“Normally when we’re putting the car together, we have one cockpit person, one front-end person, but this time, we had people piling in on top of each other around this carbon box that needs everything thrown on it — there are more people assigned to it.”

However, it wasn’t simply a case of throwing every team member possible at the car. In contrast to the No12 car, thew week has been going relatively smoothly for No38 car of Jenson Button, Phil Hanson and Oliver Rasmussen. Jota didn’t want to jeopardise that car’s chances in the scramble to prepare the No12.

“We’ve kept the car crews separate,” says Taka. “You have your car crews and we have some in the middle. There’s that balancing act of whether the people in the middle stay up all night or don’t. Realistically our focus should have been on the No38 — it’s still running, so the balancing act is how much should I look after the 38 and how much the 12?”

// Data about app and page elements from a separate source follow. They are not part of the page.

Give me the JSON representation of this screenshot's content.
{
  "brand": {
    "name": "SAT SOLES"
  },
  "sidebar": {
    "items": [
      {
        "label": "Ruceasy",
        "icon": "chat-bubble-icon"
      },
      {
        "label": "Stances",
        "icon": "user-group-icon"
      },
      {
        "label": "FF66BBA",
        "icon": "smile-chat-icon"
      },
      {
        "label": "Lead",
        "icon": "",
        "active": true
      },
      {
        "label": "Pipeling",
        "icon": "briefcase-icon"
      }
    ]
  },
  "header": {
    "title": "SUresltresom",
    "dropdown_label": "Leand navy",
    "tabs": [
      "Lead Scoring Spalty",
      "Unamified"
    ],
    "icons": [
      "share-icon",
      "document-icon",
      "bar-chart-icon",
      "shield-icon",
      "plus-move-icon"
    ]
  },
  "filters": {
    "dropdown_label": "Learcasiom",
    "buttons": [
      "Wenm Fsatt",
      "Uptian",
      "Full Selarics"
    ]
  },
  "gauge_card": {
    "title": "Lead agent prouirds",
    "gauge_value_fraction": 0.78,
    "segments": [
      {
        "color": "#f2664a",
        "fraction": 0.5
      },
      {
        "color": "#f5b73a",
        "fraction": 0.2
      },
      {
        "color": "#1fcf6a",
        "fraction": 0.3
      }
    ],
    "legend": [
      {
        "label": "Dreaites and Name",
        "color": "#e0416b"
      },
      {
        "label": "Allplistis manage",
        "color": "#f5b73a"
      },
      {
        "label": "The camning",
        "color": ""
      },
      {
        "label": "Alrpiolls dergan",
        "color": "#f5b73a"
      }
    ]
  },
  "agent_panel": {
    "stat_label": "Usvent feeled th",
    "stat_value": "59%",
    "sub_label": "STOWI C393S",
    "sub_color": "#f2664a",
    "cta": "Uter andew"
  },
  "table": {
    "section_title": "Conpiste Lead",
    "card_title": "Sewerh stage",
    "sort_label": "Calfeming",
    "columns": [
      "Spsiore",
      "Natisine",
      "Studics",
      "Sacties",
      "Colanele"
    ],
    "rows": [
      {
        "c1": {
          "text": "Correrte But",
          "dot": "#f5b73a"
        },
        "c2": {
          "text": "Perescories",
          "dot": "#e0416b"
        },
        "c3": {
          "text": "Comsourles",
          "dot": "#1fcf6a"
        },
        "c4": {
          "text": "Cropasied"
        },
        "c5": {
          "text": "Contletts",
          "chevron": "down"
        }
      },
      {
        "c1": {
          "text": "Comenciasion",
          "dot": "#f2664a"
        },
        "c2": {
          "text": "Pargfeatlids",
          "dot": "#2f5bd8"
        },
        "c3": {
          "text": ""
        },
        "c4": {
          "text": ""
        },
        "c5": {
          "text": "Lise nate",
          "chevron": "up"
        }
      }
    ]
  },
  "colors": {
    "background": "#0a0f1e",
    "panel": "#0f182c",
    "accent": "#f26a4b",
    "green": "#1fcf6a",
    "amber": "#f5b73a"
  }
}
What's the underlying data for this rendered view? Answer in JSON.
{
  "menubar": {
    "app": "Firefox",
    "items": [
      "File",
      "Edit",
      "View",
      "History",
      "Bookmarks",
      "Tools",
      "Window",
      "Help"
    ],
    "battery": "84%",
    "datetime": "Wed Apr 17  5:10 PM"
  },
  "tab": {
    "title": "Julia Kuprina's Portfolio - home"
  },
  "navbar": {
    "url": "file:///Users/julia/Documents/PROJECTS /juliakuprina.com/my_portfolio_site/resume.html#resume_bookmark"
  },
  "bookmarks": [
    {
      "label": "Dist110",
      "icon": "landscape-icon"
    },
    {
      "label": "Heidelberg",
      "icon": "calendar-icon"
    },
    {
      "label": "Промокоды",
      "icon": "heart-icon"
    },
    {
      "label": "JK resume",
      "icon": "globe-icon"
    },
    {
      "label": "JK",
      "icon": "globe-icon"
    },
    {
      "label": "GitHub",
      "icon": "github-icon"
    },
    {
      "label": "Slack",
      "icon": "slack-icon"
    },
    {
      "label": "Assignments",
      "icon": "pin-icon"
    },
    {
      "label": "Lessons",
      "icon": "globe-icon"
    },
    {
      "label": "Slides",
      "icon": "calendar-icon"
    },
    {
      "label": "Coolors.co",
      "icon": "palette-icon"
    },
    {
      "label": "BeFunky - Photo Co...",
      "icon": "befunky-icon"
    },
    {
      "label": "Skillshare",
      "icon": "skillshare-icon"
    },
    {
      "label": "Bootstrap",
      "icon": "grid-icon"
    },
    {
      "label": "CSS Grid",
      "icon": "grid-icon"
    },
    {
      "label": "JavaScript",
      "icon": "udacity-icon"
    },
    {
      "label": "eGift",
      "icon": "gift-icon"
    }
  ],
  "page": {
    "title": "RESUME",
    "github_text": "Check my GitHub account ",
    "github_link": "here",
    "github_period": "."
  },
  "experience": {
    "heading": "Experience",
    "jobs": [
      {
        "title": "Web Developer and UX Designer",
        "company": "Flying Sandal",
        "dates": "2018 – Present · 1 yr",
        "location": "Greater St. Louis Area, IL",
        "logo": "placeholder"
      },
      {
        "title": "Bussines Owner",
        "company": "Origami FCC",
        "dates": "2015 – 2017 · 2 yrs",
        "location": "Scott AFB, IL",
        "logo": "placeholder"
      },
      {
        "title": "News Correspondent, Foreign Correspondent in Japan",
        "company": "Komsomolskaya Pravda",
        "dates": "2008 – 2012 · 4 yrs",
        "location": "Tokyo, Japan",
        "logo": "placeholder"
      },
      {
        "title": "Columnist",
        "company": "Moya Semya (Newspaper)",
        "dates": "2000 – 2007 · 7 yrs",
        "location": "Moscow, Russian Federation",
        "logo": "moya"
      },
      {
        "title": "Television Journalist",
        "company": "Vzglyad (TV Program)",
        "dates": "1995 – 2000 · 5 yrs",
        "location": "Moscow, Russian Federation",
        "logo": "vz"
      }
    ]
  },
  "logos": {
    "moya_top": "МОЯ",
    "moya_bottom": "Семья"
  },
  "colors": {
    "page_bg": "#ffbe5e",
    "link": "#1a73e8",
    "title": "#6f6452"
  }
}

The round-the-clock build effort was complete on Friday afternoon, but the question still remained of whether the car would run properly; had the car been pieced together flawlessly through hazy, tired eyes?

At 8.22pm the answer came: the laptops were unplugged from the car; it was lowered onto the airport asphalt; the rear lights flickered on and Ilott was on the move. A rooster tail of spray erupted from the rear as he sped down the runway and a line of mechanics, phones held high, captured the proud moment.

Jota team surround Le Mans car at airport shakedown

There was a lot of laptop action ahead of the run

Jota No12 car at Le Mans airport shakedown in 2024

Jota had a 40min slot in a gap between air traffic


“In ten years time when you tell this story, people will say, ‘Yeah right, whatever’,” said Taka. “As much as it’s painful , it will be a good memory.”

Ilott reported some minor issues with power delivery and brakes, but the team looked happy by 9pm  when, with more air traffic imminent, the mechanics packed up to head back to the circuit — and a full night’s sleep.

It’s kind of a first for me that I’ve put at risk [starting] an event,” said Ilott, who has raced in IndyCar and served as Alfa Romeo’s reserve F1 driver. “I felt extremely bad. Once once we knew that it was going to be repaired, and we had time, I was able to calm down — I still feel bad, obviously, but not in the negative way that I was. I said sorry to everyone. I was going in and out of the garage. You can’t you can’t hide your face at that point. I made a mistake — we all do.

“The team is incredible — they work so hard. I think a couple of the guys are doing everything by memory. It’s a lot of work for them. The way the team they are together is something I haven’t seen before: we’ve got some incredible characters in this team.

“Most people would be super-negative about what had happened and they were very quickly very positive. They thrive on it, which surprises a lot of people.

“A lot of them were like when we win, this will only be sweeter.”

No12 Jota at 2024 Le Mans shakedown with aeroplane in foreground